# [Work to be completed]
Only the pictures stay out; please return all the entries below exactly as written.

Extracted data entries
═══
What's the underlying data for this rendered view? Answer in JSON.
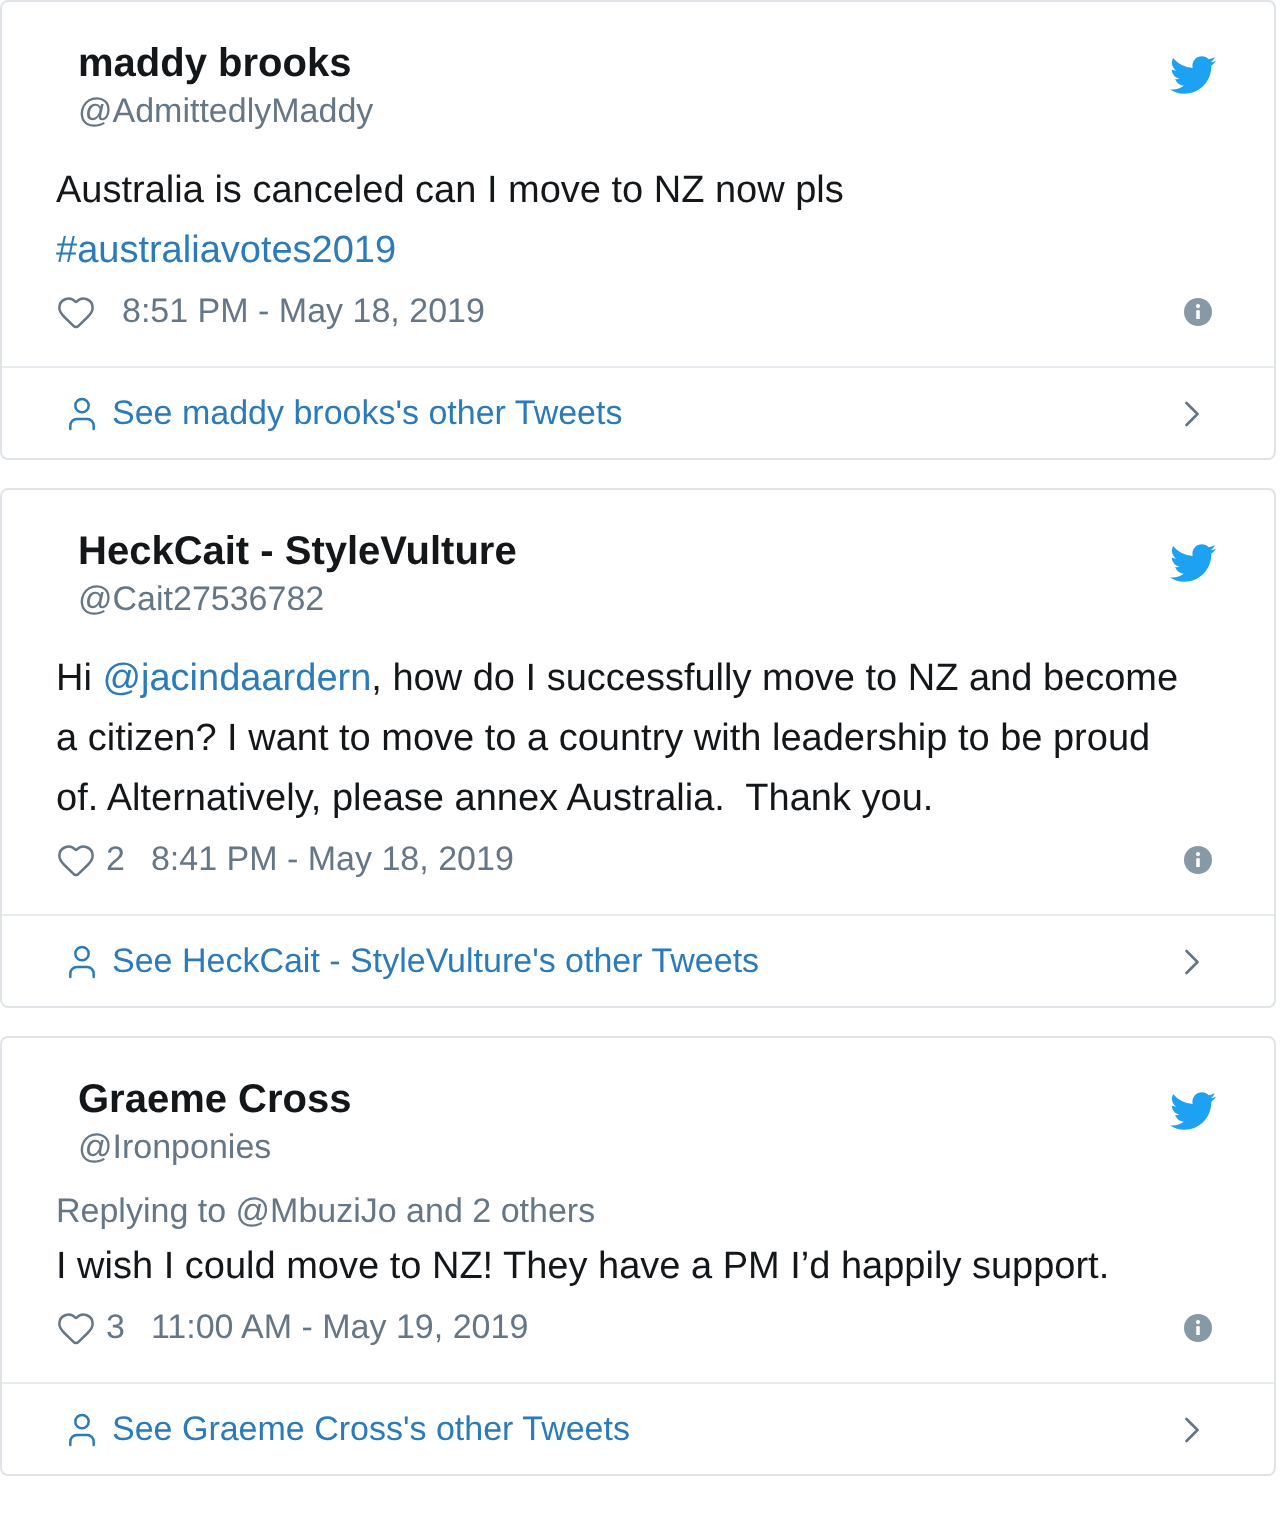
{
  "tweets": [
    {
      "name": "maddy brooks",
      "handle": "@AdmittedlyMaddy",
      "body_lines": [
        [
          {
            "kind": "plain",
            "text": "Australia is canceled can I move to NZ now pls"
          }
        ],
        [
          {
            "kind": "link",
            "text": "#australiavotes2019"
          }
        ]
      ],
      "timestamp": "8:51 PM - May 18, 2019",
      "other_tweets": "See maddy brooks's other Tweets"
    },
    {
      "name": "HeckCait - StyleVulture",
      "handle": "@Cait27536782",
      "body_lines": [
        [
          {
            "kind": "plain",
            "text": "Hi "
          },
          {
            "kind": "link",
            "text": "@jacindaardern"
          },
          {
            "kind": "plain",
            "text": ", how do I successfully move to NZ and become a citizen? I want to move to a country with leadership to be proud of. Alternatively, please annex Australia.  Thank you."
          }
        ]
      ],
      "likes": "2",
      "timestamp": "8:41 PM - May 18, 2019",
      "other_tweets": "See HeckCait - StyleVulture's other Tweets"
    },
    {
      "name": "Graeme Cross",
      "handle": "@Ironponies",
      "replying_to": "Replying to @MbuziJo and 2 others",
      "body_lines": [
        [
          {
            "kind": "plain",
            "text": "I wish I could move to NZ! They have a PM I’d happily support."
          }
        ]
      ],
      "likes": "3",
      "timestamp": "11:00 AM - May 19, 2019",
      "other_tweets": "See Graeme Cross's other Tweets"
    }
  ]
}
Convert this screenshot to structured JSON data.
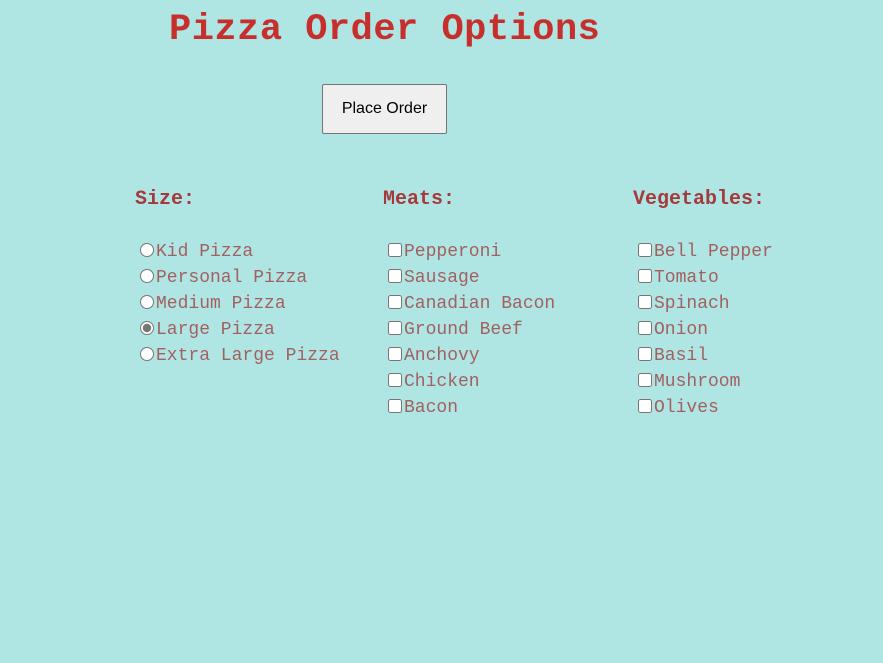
{
  "page": {
    "title": "Pizza Order Options",
    "background": "#afe6e4",
    "accent": "#c72f2d"
  },
  "actions": {
    "place_order_label": "Place Order"
  },
  "size": {
    "heading": "Size:",
    "options": [
      "Kid Pizza",
      "Personal Pizza",
      "Medium Pizza",
      "Large Pizza",
      "Extra Large Pizza"
    ],
    "selected": "Large Pizza"
  },
  "meats": {
    "heading": "Meats:",
    "options": [
      "Pepperoni",
      "Sausage",
      "Canadian Bacon",
      "Ground Beef",
      "Anchovy",
      "Chicken",
      "Bacon"
    ],
    "checked": []
  },
  "vegetables": {
    "heading": "Vegetables:",
    "options": [
      "Bell Pepper",
      "Tomato",
      "Spinach",
      "Onion",
      "Basil",
      "Mushroom",
      "Olives"
    ],
    "checked": []
  }
}
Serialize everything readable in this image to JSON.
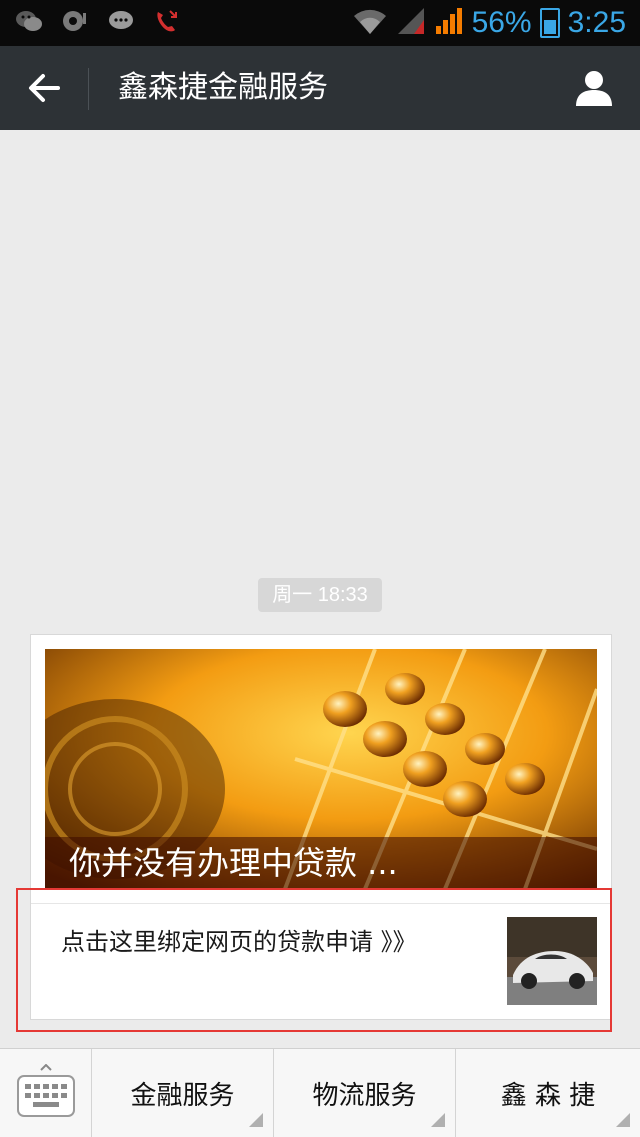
{
  "status_bar": {
    "battery_percent": "56%",
    "time": "3:25",
    "icons_left": [
      "wechat-icon",
      "message-icon",
      "chat-bubble-icon",
      "missed-call-icon"
    ],
    "icons_right": [
      "wifi-icon",
      "signal-icon",
      "signal-icon",
      "battery-icon"
    ],
    "accent_color": "#3aa7e6"
  },
  "header": {
    "title": "鑫森捷金融服务",
    "back_icon": "arrow-left-icon",
    "profile_icon": "person-icon"
  },
  "chat": {
    "timestamp": "周一 18:33",
    "news_card": {
      "cover_title": "你并没有办理中贷款 ...",
      "sub_item_title": "点击这里绑定网页的贷款申请 》》"
    },
    "highlight_color": "#e53935"
  },
  "bottom_menu": {
    "keyboard_icon": "keyboard-icon",
    "items": [
      {
        "label": "金融服务"
      },
      {
        "label": "物流服务"
      },
      {
        "label": "鑫 森 捷"
      }
    ]
  }
}
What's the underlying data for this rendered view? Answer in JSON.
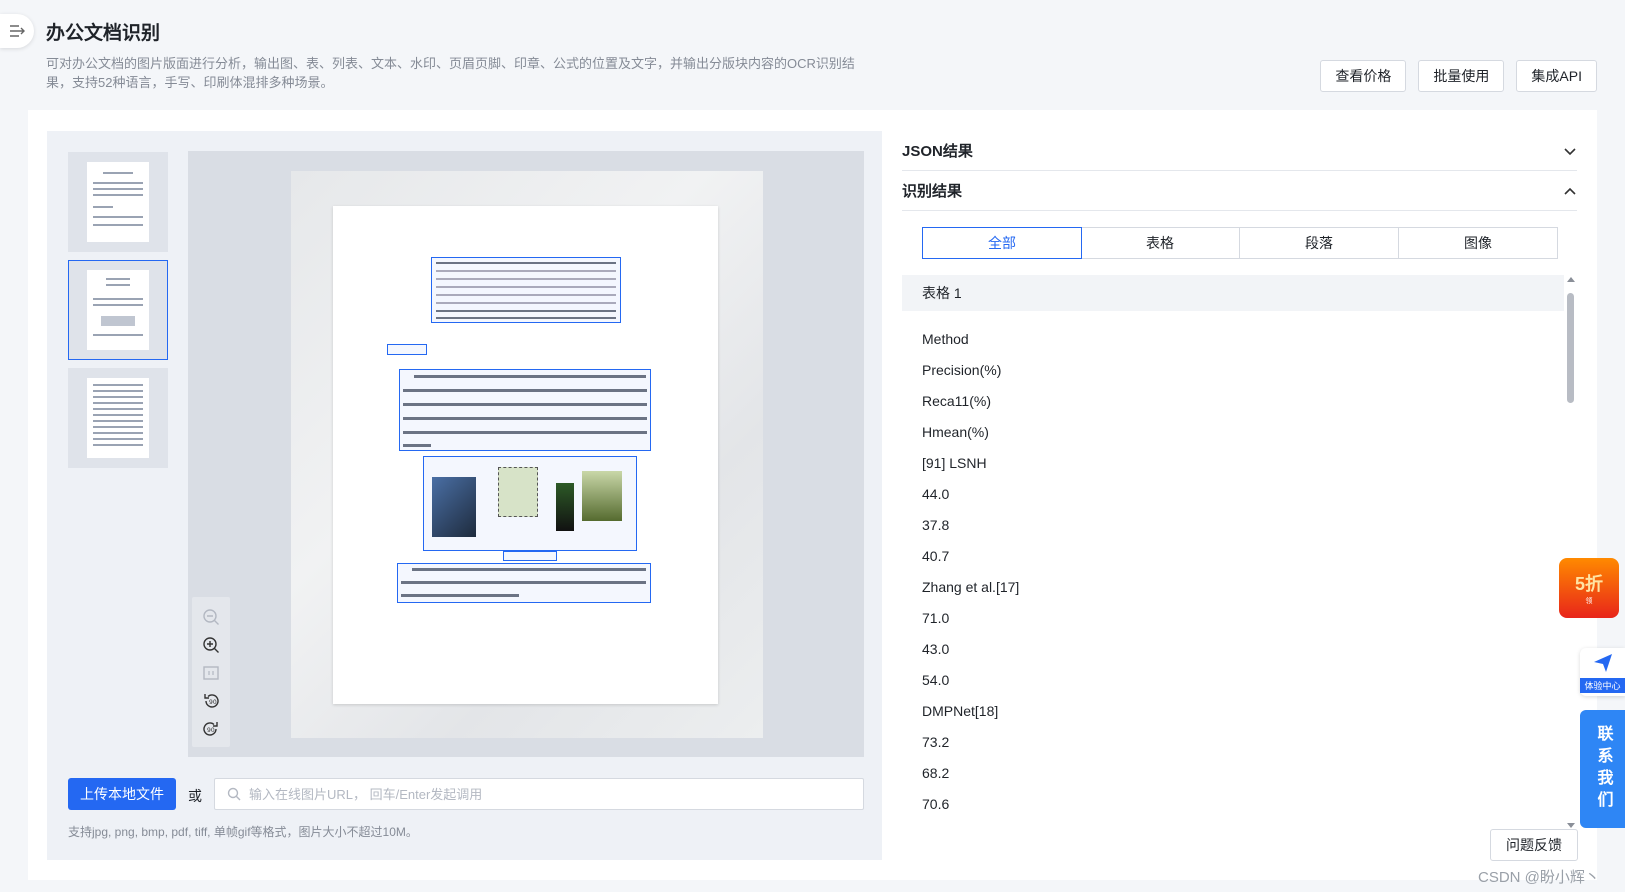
{
  "header": {
    "title": "办公文档识别",
    "description": "可对办公文档的图片版面进行分析，输出图、表、列表、文本、水印、页眉页脚、印章、公式的位置及文字，并输出分版块内容的OCR识别结果，支持52种语言，手写、印刷体混排多种场景。",
    "buttons": [
      "查看价格",
      "批量使用",
      "集成API"
    ]
  },
  "upload": {
    "button_label": "上传本地文件",
    "or_label": "或",
    "url_placeholder": "输入在线图片URL， 回车/Enter发起调用",
    "hint": "支持jpg, png, bmp, pdf, tiff, 单帧gif等格式，图片大小不超过10M。"
  },
  "results": {
    "json_section_title": "JSON结果",
    "recognition_section_title": "识别结果",
    "tabs": [
      {
        "label": "全部",
        "active": true
      },
      {
        "label": "表格",
        "active": false
      },
      {
        "label": "段落",
        "active": false
      },
      {
        "label": "图像",
        "active": false
      }
    ],
    "group_title": "表格 1",
    "cells": [
      "Method",
      "Precision(%)",
      "Reca11(%)",
      "Hmean(%)",
      "[91] LSNH",
      "44.0",
      "37.8",
      "40.7",
      "Zhang et al.[17]",
      "71.0",
      "43.0",
      "54.0",
      "DMPNet[18]",
      "73.2",
      "68.2",
      "70.6"
    ]
  },
  "feedback_label": "问题反馈",
  "watermark": "CSDN @盼小辉丶",
  "promo": {
    "big": "5折",
    "small": "领"
  },
  "experience_center_label": "体验中心",
  "contact_label": "联系我们",
  "colors": {
    "accent": "#2468f2",
    "contact": "#2e86f5"
  }
}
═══
# [Solution to the exercise]
What's the underlying data for this rendered view? Answer in JSON.
{
  "tweets": [
    {
      "name": "maddy brooks",
      "handle": "@AdmittedlyMaddy",
      "body_lines": [
        [
          {
            "kind": "plain",
            "text": "Australia is canceled can I move to NZ now pls"
          }
        ],
        [
          {
            "kind": "link",
            "text": "#australiavotes2019"
          }
        ]
      ],
      "timestamp": "8:51 PM - May 18, 2019",
      "other_tweets": "See maddy brooks's other Tweets"
    },
    {
      "name": "HeckCait - StyleVulture",
      "handle": "@Cait27536782",
      "body_lines": [
        [
          {
            "kind": "plain",
            "text": "Hi "
          },
          {
            "kind": "link",
            "text": "@jacindaardern"
          },
          {
            "kind": "plain",
            "text": ", how do I successfully move to NZ and become a citizen? I want to move to a country with leadership to be proud of. Alternatively, please annex Australia.  Thank you."
          }
        ]
      ],
      "likes": "2",
      "timestamp": "8:41 PM - May 18, 2019",
      "other_tweets": "See HeckCait - StyleVulture's other Tweets"
    },
    {
      "name": "Graeme Cross",
      "handle": "@Ironponies",
      "replying_to": "Replying to @MbuziJo and 2 others",
      "body_lines": [
        [
          {
            "kind": "plain",
            "text": "I wish I could move to NZ! They have a PM I’d happily support."
          }
        ]
      ],
      "likes": "3",
      "timestamp": "11:00 AM - May 19, 2019",
      "other_tweets": "See Graeme Cross's other Tweets"
    }
  ]
}
Convert this screenshot to structured JSON data.
{
  "page": {
    "title": "Pizza Order Options",
    "background": "#afe6e4",
    "accent": "#c72f2d"
  },
  "actions": {
    "place_order_label": "Place Order"
  },
  "size": {
    "heading": "Size:",
    "options": [
      "Kid Pizza",
      "Personal Pizza",
      "Medium Pizza",
      "Large Pizza",
      "Extra Large Pizza"
    ],
    "selected": "Large Pizza"
  },
  "meats": {
    "heading": "Meats:",
    "options": [
      "Pepperoni",
      "Sausage",
      "Canadian Bacon",
      "Ground Beef",
      "Anchovy",
      "Chicken",
      "Bacon"
    ],
    "checked": []
  },
  "vegetables": {
    "heading": "Vegetables:",
    "options": [
      "Bell Pepper",
      "Tomato",
      "Spinach",
      "Onion",
      "Basil",
      "Mushroom",
      "Olives"
    ],
    "checked": []
  }
}
Serialize everything readable in this image to JSON.
{
  "status_bar": {
    "battery_percent": "56%",
    "time": "3:25",
    "icons_left": [
      "wechat-icon",
      "message-icon",
      "chat-bubble-icon",
      "missed-call-icon"
    ],
    "icons_right": [
      "wifi-icon",
      "signal-icon",
      "signal-icon",
      "battery-icon"
    ],
    "accent_color": "#3aa7e6"
  },
  "header": {
    "title": "鑫森捷金融服务",
    "back_icon": "arrow-left-icon",
    "profile_icon": "person-icon"
  },
  "chat": {
    "timestamp": "周一 18:33",
    "news_card": {
      "cover_title": "你并没有办理中贷款 ...",
      "sub_item_title": "点击这里绑定网页的贷款申请 》》"
    },
    "highlight_color": "#e53935"
  },
  "bottom_menu": {
    "keyboard_icon": "keyboard-icon",
    "items": [
      {
        "label": "金融服务"
      },
      {
        "label": "物流服务"
      },
      {
        "label": "鑫 森 捷"
      }
    ]
  }
}
What's the underlying data for this rendered view? Answer in JSON.
{
  "header": {
    "title": "办公文档识别",
    "description": "可对办公文档的图片版面进行分析，输出图、表、列表、文本、水印、页眉页脚、印章、公式的位置及文字，并输出分版块内容的OCR识别结果，支持52种语言，手写、印刷体混排多种场景。",
    "buttons": [
      "查看价格",
      "批量使用",
      "集成API"
    ]
  },
  "upload": {
    "button_label": "上传本地文件",
    "or_label": "或",
    "url_placeholder": "输入在线图片URL， 回车/Enter发起调用",
    "hint": "支持jpg, png, bmp, pdf, tiff, 单帧gif等格式，图片大小不超过10M。"
  },
  "results": {
    "json_section_title": "JSON结果",
    "recognition_section_title": "识别结果",
    "tabs": [
      {
        "label": "全部",
        "active": true
      },
      {
        "label": "表格",
        "active": false
      },
      {
        "label": "段落",
        "active": false
      },
      {
        "label": "图像",
        "active": false
      }
    ],
    "group_title": "表格 1",
    "cells": [
      "Method",
      "Precision(%)",
      "Reca11(%)",
      "Hmean(%)",
      "[91] LSNH",
      "44.0",
      "37.8",
      "40.7",
      "Zhang et al.[17]",
      "71.0",
      "43.0",
      "54.0",
      "DMPNet[18]",
      "73.2",
      "68.2",
      "70.6"
    ]
  },
  "feedback_label": "问题反馈",
  "watermark": "CSDN @盼小辉丶",
  "promo": {
    "big": "5折",
    "small": "领"
  },
  "experience_center_label": "体验中心",
  "contact_label": "联系我们",
  "colors": {
    "accent": "#2468f2",
    "contact": "#2e86f5"
  }
}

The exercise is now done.